● WORK REQUIRED
Copy out each line of the data that holds the word "Sets".

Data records
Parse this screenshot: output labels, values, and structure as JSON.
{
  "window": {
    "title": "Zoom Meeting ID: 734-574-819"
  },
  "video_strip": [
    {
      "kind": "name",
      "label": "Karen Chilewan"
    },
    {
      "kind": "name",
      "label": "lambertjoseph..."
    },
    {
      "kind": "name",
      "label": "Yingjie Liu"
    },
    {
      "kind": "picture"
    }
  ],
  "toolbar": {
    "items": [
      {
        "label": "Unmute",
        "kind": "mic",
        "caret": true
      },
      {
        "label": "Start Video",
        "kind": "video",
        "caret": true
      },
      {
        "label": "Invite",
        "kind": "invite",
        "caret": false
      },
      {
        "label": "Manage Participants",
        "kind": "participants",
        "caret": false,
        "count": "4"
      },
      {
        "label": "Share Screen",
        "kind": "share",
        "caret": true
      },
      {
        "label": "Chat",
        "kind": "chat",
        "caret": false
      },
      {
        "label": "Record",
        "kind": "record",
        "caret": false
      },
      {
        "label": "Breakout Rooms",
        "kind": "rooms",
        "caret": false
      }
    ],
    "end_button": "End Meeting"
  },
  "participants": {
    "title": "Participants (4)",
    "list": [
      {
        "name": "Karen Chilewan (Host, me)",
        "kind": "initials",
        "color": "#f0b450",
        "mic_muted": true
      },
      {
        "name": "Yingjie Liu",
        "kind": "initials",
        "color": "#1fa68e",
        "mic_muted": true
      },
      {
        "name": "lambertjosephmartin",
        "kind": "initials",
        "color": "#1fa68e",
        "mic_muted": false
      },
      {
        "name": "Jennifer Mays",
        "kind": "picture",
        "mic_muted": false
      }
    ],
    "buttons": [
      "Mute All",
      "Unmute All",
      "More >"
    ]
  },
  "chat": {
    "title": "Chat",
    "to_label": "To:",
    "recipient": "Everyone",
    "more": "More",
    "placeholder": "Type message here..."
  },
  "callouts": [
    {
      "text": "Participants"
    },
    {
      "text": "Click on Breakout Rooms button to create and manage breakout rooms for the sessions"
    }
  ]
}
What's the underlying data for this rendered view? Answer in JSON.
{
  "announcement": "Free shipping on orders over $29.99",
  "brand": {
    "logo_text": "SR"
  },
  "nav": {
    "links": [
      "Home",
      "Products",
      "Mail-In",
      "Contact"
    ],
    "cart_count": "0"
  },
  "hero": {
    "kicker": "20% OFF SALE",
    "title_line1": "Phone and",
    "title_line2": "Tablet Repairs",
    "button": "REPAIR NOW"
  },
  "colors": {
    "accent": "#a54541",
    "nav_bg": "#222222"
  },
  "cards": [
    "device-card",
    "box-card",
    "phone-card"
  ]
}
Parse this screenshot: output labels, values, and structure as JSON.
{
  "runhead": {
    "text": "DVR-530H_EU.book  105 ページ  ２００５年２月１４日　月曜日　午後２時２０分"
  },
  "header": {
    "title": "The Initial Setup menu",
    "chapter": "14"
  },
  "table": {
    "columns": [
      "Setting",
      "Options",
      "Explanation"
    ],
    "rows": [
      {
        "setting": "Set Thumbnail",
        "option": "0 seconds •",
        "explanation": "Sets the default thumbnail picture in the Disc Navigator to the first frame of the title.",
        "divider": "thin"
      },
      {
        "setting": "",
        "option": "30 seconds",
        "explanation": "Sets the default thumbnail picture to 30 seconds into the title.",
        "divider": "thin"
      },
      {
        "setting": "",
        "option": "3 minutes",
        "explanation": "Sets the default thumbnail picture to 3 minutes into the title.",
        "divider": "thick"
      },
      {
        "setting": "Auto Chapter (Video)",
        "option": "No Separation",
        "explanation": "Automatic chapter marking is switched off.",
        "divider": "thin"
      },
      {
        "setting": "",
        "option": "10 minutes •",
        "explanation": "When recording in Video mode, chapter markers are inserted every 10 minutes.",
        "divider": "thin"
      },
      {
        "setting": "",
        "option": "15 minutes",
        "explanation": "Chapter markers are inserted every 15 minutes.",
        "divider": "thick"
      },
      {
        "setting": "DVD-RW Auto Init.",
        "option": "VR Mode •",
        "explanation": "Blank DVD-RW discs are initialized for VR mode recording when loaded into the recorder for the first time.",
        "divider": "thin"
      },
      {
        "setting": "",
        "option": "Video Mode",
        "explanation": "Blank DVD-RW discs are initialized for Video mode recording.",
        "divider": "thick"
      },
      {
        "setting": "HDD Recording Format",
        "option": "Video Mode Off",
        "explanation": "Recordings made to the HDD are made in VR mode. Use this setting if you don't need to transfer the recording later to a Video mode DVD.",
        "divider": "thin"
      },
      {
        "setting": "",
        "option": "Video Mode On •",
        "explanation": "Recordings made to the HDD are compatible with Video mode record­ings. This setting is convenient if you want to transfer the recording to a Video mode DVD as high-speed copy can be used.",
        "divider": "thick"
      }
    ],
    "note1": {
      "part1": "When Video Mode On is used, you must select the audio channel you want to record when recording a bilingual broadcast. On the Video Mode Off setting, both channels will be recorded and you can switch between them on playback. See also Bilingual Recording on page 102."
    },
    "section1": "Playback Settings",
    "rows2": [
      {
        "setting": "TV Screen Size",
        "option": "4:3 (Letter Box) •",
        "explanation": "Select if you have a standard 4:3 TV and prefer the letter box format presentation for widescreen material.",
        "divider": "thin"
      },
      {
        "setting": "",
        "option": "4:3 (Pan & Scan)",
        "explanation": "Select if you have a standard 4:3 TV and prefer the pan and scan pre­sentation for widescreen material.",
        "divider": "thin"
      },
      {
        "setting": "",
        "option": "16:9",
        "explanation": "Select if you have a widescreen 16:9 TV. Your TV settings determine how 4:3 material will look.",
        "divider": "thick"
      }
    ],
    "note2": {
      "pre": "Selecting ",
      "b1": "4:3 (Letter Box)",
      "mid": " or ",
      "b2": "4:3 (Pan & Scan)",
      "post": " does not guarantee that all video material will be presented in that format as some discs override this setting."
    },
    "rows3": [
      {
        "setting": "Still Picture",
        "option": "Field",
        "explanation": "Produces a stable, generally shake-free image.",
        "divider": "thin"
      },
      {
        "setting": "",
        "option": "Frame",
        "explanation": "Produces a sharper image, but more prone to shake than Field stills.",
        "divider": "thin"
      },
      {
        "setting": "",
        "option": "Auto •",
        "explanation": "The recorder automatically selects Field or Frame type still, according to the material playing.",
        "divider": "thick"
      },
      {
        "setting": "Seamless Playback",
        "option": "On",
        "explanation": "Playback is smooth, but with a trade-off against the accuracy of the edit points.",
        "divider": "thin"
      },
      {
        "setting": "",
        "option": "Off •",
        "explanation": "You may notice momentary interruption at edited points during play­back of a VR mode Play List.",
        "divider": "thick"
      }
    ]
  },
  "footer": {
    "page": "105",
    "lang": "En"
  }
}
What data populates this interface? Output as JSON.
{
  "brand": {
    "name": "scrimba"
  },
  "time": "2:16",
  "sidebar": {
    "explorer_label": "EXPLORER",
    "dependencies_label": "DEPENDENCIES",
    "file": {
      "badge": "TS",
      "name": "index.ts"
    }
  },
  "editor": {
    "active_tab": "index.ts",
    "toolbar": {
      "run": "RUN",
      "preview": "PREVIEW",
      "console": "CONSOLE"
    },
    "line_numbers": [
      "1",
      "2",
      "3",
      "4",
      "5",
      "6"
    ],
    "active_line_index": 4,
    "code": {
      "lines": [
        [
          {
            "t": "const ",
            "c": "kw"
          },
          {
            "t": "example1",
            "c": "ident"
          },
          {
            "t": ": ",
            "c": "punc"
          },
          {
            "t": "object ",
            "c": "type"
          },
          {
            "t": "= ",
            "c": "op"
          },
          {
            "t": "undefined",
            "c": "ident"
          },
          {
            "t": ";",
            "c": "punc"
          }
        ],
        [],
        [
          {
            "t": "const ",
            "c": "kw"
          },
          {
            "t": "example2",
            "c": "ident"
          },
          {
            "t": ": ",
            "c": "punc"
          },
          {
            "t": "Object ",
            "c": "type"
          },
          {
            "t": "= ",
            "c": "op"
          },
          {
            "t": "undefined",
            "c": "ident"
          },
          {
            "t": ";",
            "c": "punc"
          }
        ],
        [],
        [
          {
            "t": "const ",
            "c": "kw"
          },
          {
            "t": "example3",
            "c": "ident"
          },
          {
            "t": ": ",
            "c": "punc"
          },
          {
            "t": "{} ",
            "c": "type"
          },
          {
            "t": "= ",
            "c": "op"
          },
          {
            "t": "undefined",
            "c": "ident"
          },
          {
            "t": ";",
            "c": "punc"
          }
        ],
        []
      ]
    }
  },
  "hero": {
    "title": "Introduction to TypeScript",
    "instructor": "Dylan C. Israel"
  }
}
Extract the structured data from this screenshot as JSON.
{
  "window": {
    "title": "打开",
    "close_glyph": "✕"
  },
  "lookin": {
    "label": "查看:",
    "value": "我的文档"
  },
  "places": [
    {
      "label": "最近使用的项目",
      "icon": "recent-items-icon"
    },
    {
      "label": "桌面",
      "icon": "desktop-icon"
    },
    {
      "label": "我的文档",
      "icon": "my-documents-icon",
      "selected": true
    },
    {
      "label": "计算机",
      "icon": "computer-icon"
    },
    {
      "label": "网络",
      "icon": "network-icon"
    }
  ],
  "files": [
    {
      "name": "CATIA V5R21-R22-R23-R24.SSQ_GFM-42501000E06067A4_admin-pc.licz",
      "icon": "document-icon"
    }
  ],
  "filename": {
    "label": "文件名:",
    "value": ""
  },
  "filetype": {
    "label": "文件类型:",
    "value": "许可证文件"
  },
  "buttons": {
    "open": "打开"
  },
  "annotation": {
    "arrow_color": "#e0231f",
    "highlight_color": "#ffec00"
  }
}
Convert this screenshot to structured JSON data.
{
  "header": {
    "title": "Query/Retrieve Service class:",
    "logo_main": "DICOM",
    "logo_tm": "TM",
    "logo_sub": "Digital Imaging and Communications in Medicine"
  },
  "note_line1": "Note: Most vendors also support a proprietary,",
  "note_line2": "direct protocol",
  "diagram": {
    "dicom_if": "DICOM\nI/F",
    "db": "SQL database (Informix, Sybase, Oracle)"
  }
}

● FINISHED TASK
        "explanation": "Sets the default thumbnail picture in the Disc Navigator to the first frame of the title.",
        "explanation": "Sets the default thumbnail picture to 30 seconds into the title.",
        "explanation": "Sets the default thumbnail picture to 3 minutes into the title.",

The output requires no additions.